As a college student at the time, I watched these hearings with fascination, and cheered when counsel for the Army Joseph Welch skewered McCarthy with his “At long last, have you no decency, sir?” response to McCarthy’s accusation of a young member of Welch’s law firm.
Shortly thereafter, I entered the Army and became an agent in the Army’s Counter Intelligence Corps. To my surprise, I found that the Army — just as McCarthy had charged — had been seriously penetrated not only by more or less passive Communists but by active Soviet agents. During my short three-year career in the CIC, I participated in investigations of Army officers and enlisted men who were actually working for the Soviet Union and performing espionage, sabotage, undermining troop morale and even kidnapping and murder.

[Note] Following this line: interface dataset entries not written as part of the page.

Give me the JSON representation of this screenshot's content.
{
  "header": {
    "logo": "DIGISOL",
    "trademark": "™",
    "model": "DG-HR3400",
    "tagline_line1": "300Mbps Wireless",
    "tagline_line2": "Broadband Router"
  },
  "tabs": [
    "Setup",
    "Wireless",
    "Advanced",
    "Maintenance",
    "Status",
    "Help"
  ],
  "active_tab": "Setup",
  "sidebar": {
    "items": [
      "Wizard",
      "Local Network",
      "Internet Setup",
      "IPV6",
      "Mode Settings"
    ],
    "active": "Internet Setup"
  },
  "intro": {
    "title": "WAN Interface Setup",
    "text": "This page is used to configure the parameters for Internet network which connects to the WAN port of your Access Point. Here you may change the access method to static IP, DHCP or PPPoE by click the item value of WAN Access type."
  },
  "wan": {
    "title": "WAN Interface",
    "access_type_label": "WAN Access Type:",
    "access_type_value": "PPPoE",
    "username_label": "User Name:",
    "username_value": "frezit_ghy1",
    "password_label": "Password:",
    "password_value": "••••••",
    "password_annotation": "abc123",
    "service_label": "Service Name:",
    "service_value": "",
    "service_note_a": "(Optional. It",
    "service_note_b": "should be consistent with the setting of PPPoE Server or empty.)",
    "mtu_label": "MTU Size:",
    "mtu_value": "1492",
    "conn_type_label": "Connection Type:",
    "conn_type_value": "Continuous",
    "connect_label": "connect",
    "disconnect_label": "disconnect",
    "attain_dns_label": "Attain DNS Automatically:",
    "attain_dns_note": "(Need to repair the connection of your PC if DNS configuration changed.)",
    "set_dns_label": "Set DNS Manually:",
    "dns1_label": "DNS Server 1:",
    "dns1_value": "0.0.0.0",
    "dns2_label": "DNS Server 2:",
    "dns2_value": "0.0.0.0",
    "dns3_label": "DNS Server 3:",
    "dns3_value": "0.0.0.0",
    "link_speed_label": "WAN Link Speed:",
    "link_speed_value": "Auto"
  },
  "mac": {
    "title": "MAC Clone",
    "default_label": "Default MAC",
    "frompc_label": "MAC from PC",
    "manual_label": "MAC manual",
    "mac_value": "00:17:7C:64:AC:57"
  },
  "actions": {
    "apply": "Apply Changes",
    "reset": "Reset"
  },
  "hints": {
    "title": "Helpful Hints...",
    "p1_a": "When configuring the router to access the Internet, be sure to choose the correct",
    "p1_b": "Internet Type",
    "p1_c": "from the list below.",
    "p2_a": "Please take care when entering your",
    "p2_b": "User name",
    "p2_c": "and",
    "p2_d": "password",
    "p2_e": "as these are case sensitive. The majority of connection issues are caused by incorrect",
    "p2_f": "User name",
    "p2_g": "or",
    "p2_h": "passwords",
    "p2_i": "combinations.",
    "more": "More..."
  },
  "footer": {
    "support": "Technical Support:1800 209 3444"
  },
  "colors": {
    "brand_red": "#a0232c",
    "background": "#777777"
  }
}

McCarthy did paint with far too broad a brush and he was obnoxious to boot. But he was, in large part, absolutely correct in his concern about Communist penetration at high levels of government and in the military. The greatest damage done by his excesses, however, was not to the few who might have been unfairly accused of being Communists, but to the whole idea of “anti-Communism” itself. “Witch hunt” and “McCarthyism” became the favorite pejoratives of the left in discrediting anyone who pursued the Red Menace. In this way, McCarthy played into the hands of those he was trying to destroy.